Records from a dataset:
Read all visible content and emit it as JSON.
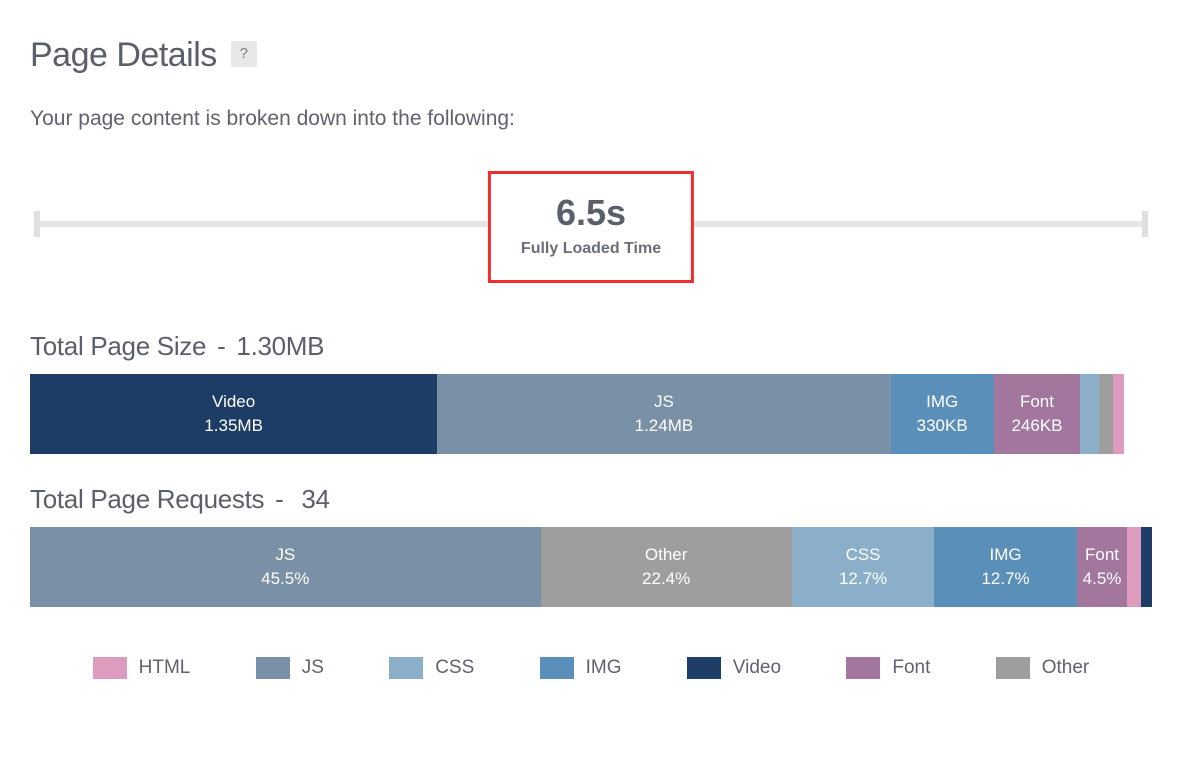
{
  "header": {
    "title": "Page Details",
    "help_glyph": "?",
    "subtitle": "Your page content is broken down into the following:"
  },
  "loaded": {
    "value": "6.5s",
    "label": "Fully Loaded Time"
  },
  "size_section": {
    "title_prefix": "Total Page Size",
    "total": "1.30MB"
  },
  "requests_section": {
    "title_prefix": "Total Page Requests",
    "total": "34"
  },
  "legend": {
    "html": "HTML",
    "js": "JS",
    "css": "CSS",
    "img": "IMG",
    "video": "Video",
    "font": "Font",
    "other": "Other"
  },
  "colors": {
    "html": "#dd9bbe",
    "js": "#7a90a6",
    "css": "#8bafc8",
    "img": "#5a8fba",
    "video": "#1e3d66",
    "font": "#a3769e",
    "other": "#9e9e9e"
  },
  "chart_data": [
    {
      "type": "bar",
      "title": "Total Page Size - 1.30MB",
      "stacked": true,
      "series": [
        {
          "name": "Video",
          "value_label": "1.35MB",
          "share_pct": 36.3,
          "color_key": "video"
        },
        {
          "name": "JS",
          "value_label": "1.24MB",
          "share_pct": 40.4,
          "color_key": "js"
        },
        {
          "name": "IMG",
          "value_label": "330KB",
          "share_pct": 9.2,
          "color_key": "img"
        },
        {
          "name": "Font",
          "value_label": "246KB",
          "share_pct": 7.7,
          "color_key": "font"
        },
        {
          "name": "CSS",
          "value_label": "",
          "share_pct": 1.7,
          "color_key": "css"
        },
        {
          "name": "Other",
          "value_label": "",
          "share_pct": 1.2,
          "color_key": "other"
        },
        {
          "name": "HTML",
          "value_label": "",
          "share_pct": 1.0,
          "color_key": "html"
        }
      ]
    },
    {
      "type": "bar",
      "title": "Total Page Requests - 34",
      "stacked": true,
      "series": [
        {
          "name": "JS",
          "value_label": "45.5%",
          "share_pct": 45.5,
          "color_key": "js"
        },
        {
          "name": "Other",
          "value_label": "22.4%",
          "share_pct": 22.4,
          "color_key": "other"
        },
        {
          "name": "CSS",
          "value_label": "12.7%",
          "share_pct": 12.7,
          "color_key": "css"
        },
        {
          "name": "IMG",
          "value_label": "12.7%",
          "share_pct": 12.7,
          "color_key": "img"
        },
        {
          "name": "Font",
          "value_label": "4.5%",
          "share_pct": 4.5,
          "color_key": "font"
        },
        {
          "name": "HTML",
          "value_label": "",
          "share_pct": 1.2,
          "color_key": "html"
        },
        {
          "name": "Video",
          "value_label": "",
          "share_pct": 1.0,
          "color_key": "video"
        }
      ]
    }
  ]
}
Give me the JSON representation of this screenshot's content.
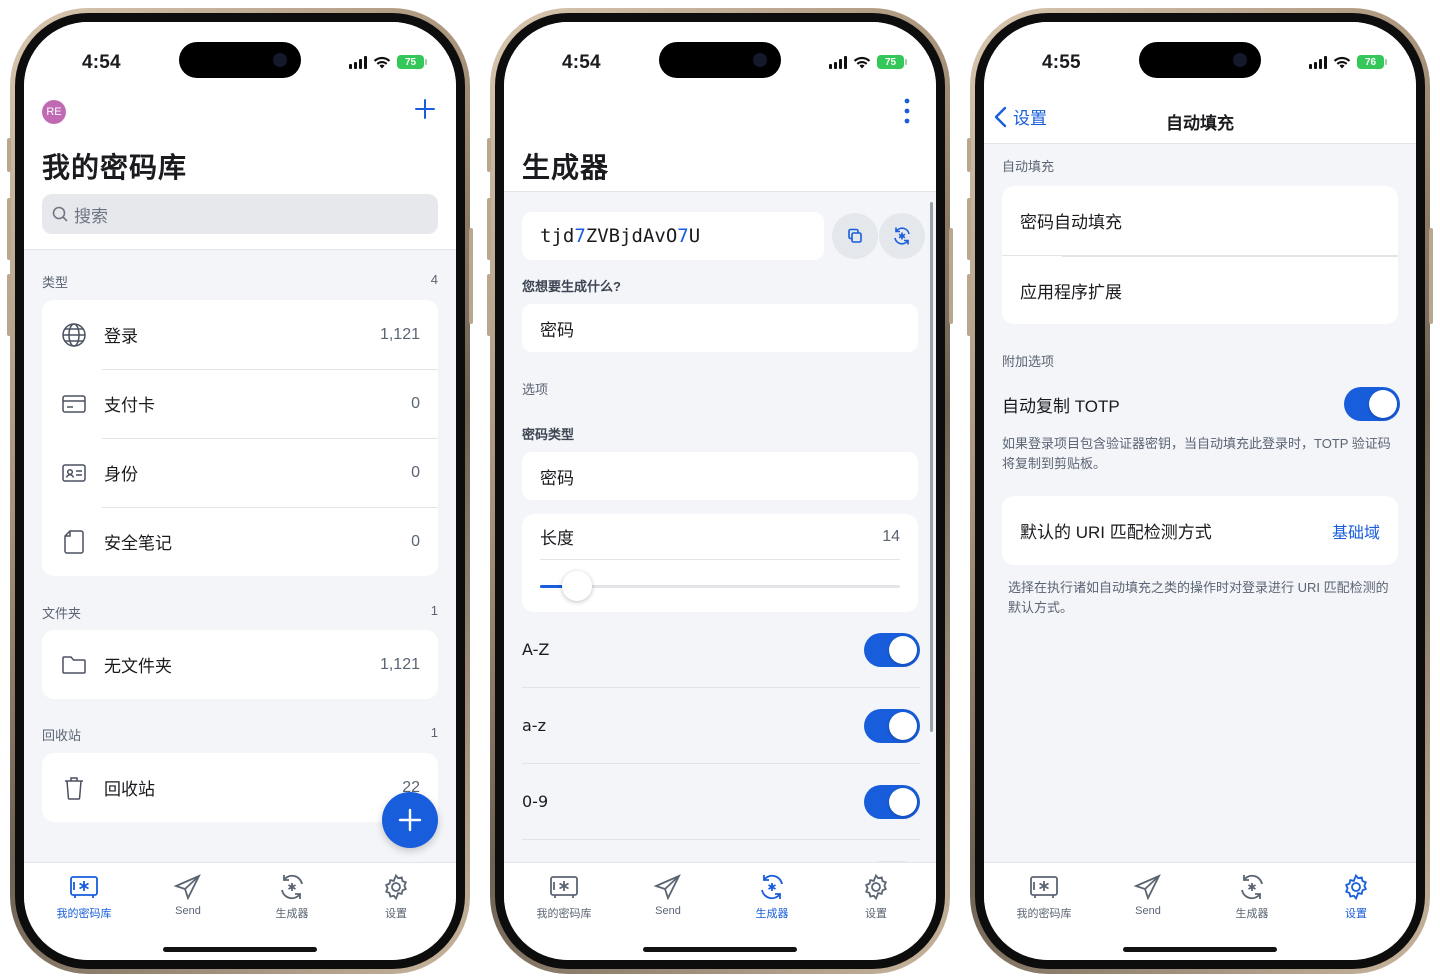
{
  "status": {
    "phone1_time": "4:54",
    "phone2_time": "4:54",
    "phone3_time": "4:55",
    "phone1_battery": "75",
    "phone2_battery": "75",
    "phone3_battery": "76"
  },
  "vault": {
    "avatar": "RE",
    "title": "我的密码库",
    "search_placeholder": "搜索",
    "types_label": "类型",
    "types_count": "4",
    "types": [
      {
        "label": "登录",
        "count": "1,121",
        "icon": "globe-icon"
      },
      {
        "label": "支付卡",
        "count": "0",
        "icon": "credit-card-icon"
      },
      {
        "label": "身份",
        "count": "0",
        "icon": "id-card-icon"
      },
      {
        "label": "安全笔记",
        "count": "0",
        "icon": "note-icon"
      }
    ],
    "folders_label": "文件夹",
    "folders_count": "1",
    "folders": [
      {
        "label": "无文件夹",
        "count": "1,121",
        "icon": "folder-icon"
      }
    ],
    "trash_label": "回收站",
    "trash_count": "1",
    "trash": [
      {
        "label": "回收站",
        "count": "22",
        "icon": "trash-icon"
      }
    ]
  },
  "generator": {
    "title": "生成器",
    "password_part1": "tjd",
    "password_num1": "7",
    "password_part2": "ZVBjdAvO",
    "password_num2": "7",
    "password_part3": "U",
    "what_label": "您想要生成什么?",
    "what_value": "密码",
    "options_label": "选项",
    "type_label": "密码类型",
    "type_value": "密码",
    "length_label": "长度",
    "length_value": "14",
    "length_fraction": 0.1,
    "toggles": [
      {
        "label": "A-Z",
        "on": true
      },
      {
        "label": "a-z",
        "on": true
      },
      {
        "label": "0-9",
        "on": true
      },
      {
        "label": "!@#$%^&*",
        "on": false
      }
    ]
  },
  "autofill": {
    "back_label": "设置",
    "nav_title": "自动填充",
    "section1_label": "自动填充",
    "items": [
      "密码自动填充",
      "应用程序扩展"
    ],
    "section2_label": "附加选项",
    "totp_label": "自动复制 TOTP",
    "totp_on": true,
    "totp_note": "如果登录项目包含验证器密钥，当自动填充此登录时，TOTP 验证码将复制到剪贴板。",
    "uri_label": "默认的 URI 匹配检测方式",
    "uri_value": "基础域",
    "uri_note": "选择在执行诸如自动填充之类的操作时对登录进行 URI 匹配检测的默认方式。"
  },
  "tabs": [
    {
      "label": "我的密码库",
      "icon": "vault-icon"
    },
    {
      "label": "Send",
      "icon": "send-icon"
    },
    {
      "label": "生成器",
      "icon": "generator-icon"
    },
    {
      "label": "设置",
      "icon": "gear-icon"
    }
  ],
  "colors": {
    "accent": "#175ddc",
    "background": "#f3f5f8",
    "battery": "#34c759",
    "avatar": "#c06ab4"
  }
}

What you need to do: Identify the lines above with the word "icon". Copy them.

Written solution:
        "icon": "globe-icon"
        "icon": "credit-card-icon"
        "icon": "id-card-icon"
        "icon": "note-icon"
        "icon": "folder-icon"
        "icon": "trash-icon"
      "icon": "vault-icon"
      "icon": "send-icon"
      "icon": "generator-icon"
      "icon": "gear-icon"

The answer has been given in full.